A few years ago I attended a ten-day silent meditation retreat in the Blue Mountains west of Sydney. At the end of the seventh day I concluded that to spend another minute with myself, when I could otherwise be surrounded by friends and family - was at best absurd, at worst it demonstrated a pathological urge to prioritise my own spiritual seeking over the love of those who love me.
It was midnight when I knocked on the door of my teacher. “I’m done,” I said. “There are more important things in life than meditating for my own good.”
My teacher showed no signs of surprise nor was he taken aback. “So,” he replied, “You’re dealing with doubt?”
Caught off guard I dug in my heels. “No,” I spat. “Not doubt. I know exactly what I need to do. I need to go home and be with my friends and family. I’m wasting my time.”
“In my experience,” he said calmly, apparently indifferent to my defensive urgency, “Your friends and family will be right where you left them. But you have an opportunity now to take advantage of the rare gift of time alone. I suggest you spend the next three days cultivating a state of mind that once returned to your family and friends will be more capable of giving and receiving love.”
I looked at him. What kind of cult is this? I thought.
Nevertheless for each of the next three days I sat silently in a room two metres by one metre for stretches of two to three hours at a time, ten hours in total per day. I desperately observed the manifest contents of my mind and body, praying for some conclusion to rush in and explain the mess of wandering thoughts and physical discomfort.
No such conclusion arrived. When it was over I felt proud for having seen it through, but no more certain as to whether it was the right thing to do. My family and friends were as I’d left them. As to whether I was more capable of giving and receiving love, I was not. It took me many months to reconcile myself with the world of giving and receiving, so stark was its contrast to the undisturbed solitude of hermetic life.
Now, three weeks before the end of my time in Arnhem, again I feel desperate for conclusions. Where is the secret wisdom to heal my wounds? What solution have I found for the intractable problems of life in remote communities? I want a cause to fight for. But I haven’t one.
Yesterday began the funeral of a twelve year old boy who died sniffing petrol. His body was carried into a temporary shelter for a ceremony of songs and dances, in his wake women threw themselves repeatedly on the ground. One man struck himself in the head with a machete. Others drew close to dress his wound and provide comfort. They didn't panic. He’d simply been moved by grief.

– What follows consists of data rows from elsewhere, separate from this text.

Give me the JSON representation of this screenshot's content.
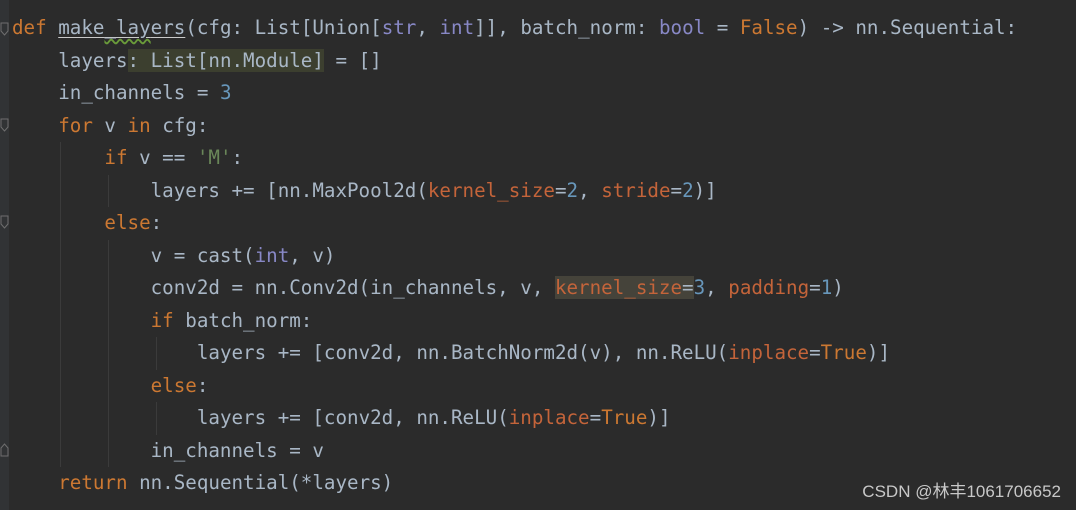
{
  "code": {
    "l1": {
      "def": "def",
      "fn_a": "make",
      "fn_sq": "_lay",
      "fn_b": "ers",
      "p1": "(cfg: List[Union[",
      "str": "str",
      "comma": ", ",
      "int": "int",
      "p2": "]], batch_norm: ",
      "bool": "bool",
      "eq": " = ",
      "false": "False",
      "p3": ") -> nn.Sequential:"
    },
    "l2": {
      "a": "layers",
      "b": ": List[nn.Module]",
      "c": " = []"
    },
    "l3": {
      "a": "in_channels = ",
      "num": "3"
    },
    "l4": {
      "for": "for",
      "a": " v ",
      "in": "in",
      "b": " cfg:"
    },
    "l5": {
      "if": "if",
      "a": " v == ",
      "str": "'M'",
      "b": ":"
    },
    "l6": {
      "a": "layers += [nn.MaxPool2d(",
      "k": "kernel_size",
      "e1": "=",
      "n1": "2",
      "c": ", ",
      "s": "stride",
      "e2": "=",
      "n2": "2",
      "b": ")]"
    },
    "l7": {
      "else": "else",
      "a": ":"
    },
    "l8": {
      "a": "v = cast(",
      "int": "int",
      "b": ", v)"
    },
    "l9": {
      "a": "conv2d = nn.Conv2d(in_channels, v, ",
      "k": "kernel_size",
      "e1": "=",
      "n1": "3",
      "c": ", ",
      "p": "padding",
      "e2": "=",
      "n2": "1",
      "b": ")"
    },
    "l10": {
      "if": "if",
      "a": " batch_norm:"
    },
    "l11": {
      "a": "layers += [conv2d, nn.BatchNorm2d(v), nn.ReLU(",
      "p": "inplace",
      "e": "=",
      "t": "True",
      "b": ")]"
    },
    "l12": {
      "else": "else",
      "a": ":"
    },
    "l13": {
      "a": "layers += [conv2d, nn.ReLU(",
      "p": "inplace",
      "e": "=",
      "t": "True",
      "b": ")]"
    },
    "l14": {
      "a": "in_channels = v"
    },
    "l15": {
      "ret": "return",
      "a": " nn.Sequential(*layers)"
    }
  },
  "watermark": "CSDN @林丰1061706652",
  "colors": {
    "background": "#2b2b2b",
    "keyword": "#cc7832",
    "text": "#a9b7c6",
    "number": "#6897bb",
    "string": "#6a8759",
    "param": "#aa4926",
    "builtin": "#8888c6"
  }
}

Meanwhile last week I took eight kids to the Gold Coast on a surf camp, generously sponsored by Surfing Australia. For four days we lived and played in a state of the art facility, helped by phenomenal coaches who celebrated the kids’ every attempt to have a go. There was none of the usual teasing or shaming that so often levels the barren playing fields in community. The kids went to bed early. They ate three meals a day. By the end they were glowing. On the last day a local group of Indigenous kids visited and performed a traditional dance to welcome us to their country. Then everyone hung out and surfed together. The local kids were polite and well adjusted teenagers. In the wash of the ocean they had found some common ground on which to stand in both worlds.
That night our kids curled up on couches together. Instead of rap music and scary movies they watched YouTube videos of traditional songs and dances from their homeland communities. A few stood up to dance along. There were tears in my eyes.
When we returned I felt convinced that the only way for kids in remote communities to improve their lot is to leave. To find their place in a global market of sub-cultures where every interest is catered for. Is that not the unprecedented gift to humanity of the free world stumbled upon in the West?
Then came another voice. Who are you to presume to advise a person to set aside the past for the promise of a future with no guarantees? You cannot speak for that which knows by what criteria to demand certain destinies of the hearts of human beings, let alone know what substance is safeguarded by those committed to the preservation of ahistoric traditions. Look around! Somewhere in the mess between an ancient way of life that no longer sustains itself and a way of life that doesn’t fully understand, a bunch of beautiful people are growing old together!
Over the past five months I’ve come to know something of the breadth and depth of human suffering. I’ve glimpsed behind the eyes of every child what is also behind my own, a spark, occasionally buried so deep. I’ve come to see that trying to understand is helpful in and of itself. But trying to understand is not the same as drawing conclusions. Its merely a way. A path guided by fragments of stories scrawled in forgotten languages on scraps of paper.